The trail path itself was nice - not difficult but with enough ups and downs to stretch your legs. I went early enough on a semi-chilly summer morning to avoid any surprises from nudists, but it was a miserable hike. Absolutely no view - couldn't even enjoy the trees because I was so busy waving the swarms of mosquitoes away (I even had to zip up and tighten my hoodie to keep them out). When I finally arrived at a small clearing, it was a very brief glimpse of highway with some of the river. The rest of the hike was accompanied by deafening highway noise. Not one I will be repeating - especially when there are much more beautiful and less bloodletting trails just minutes up the road.

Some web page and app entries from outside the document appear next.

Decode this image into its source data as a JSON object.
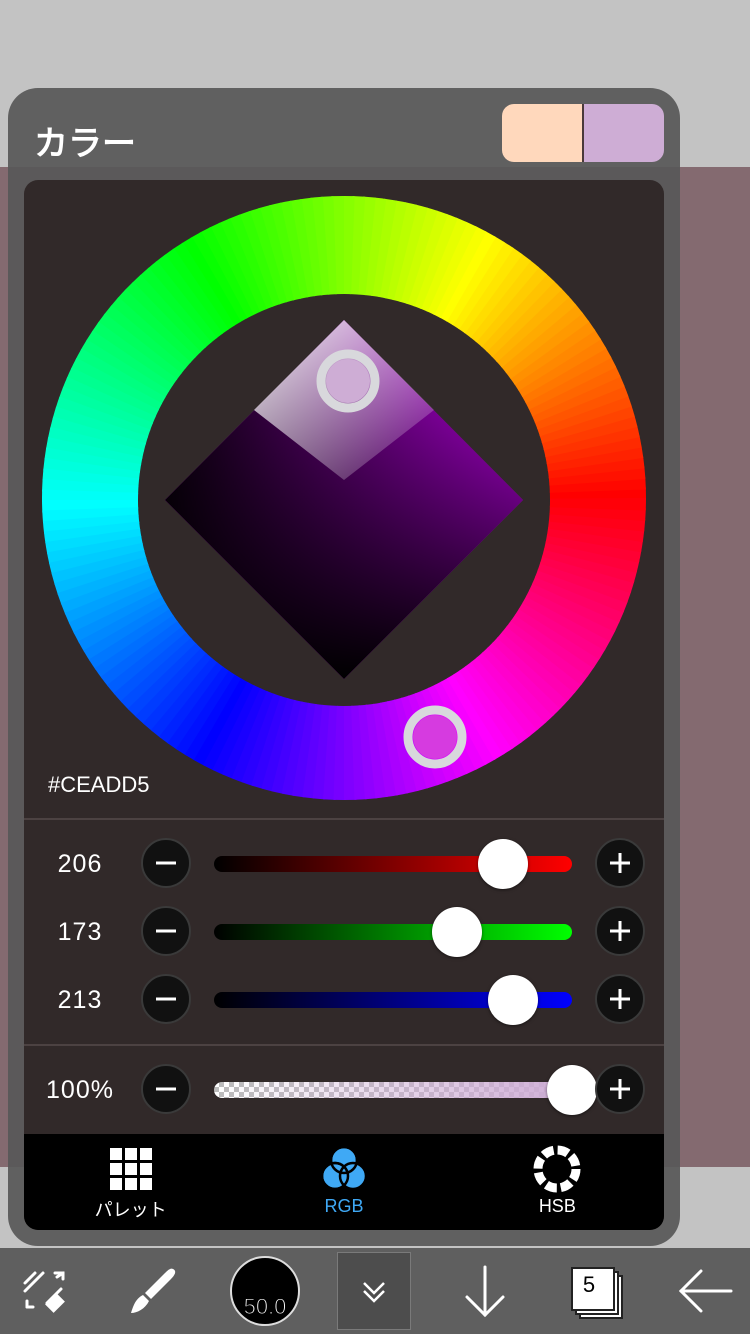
{
  "panel": {
    "title": "カラー",
    "swatches": {
      "primary": "#FFD8BC",
      "secondary": "#CEADD5"
    }
  },
  "color": {
    "hex_label": "#CEADD5",
    "current": "#CEADD5",
    "hue_marker_color": "#D63BE0",
    "sv_marker_color": "#CEADD5"
  },
  "sliders": [
    {
      "channel": "red",
      "value": "206",
      "fraction": 0.808,
      "color": "#FF0000"
    },
    {
      "channel": "green",
      "value": "173",
      "fraction": 0.678,
      "color": "#00FF00"
    },
    {
      "channel": "blue",
      "value": "213",
      "fraction": 0.835,
      "color": "#0000FF"
    }
  ],
  "opacity": {
    "value": "100%",
    "fraction": 1.0
  },
  "tabs": [
    {
      "label": "パレット",
      "icon": "palette-grid-icon",
      "active": false
    },
    {
      "label": "RGB",
      "icon": "rgb-circles-icon",
      "active": true
    },
    {
      "label": "HSB",
      "icon": "hsb-ring-icon",
      "active": false
    }
  ],
  "toolbar": {
    "brush_size": "50.0",
    "layer_count": "5",
    "icons": [
      "transform-tool-icon",
      "brush-icon",
      "brush-size-icon",
      "menu-chevron-icon",
      "arrow-down-icon",
      "layers-icon",
      "back-arrow-icon"
    ]
  },
  "colors": {
    "accent": "#3FA9F5",
    "panel_bg": "#585858",
    "inner_bg": "#2E2626",
    "canvas_bg": "#846A70"
  }
}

Easy hike through the woods. Used this as my 6month old puppy's first hike. We couldn't complete as a loop because part of the trail was totally flooded over and we had to turn back. Would like to do it again when the water has receded some so we're able to see the Rock and some views of the gorge

It's not too bad of a hike. Quick and relatively easy. This trail is definitely more enjoyable in the Spring/Summer seasons. Go into it knowing that the trail is primarily wetlands/marsh. Your shoes will probably get more than a bit wet. The trail is pretty close to I-84, so you'll more than likely hear the sounds of passing vehicles.

Also, be prepared for nudists.

The Rooster Rock trail leads down to a small sandbar called 'Sand Island', which is designated as a 'clothing-optional beach.' You are warned of this before you set foot on the trail, though--the powers that be are kind enough to have posted a warning/information flyers about the ensuing nakedness.

Mind, the nudists who frequent Rooster Rock don't necessarily stick to Sand Island, especially when the water level rises in the channel between the shore and the sandbar. During my last trip I found at least four to five very naked, but very polite middle-aged men just kinda loungin' in the shrubs and bushes that line the trail. Bear in mind that there weren't any 'crazy' people out here--just people who are quick to take advantage of clothing optional areas--but with this recent heat, who wouldn't, really?

But they were kind. One guy was cooking hot dogs and offered me one. I had to decline.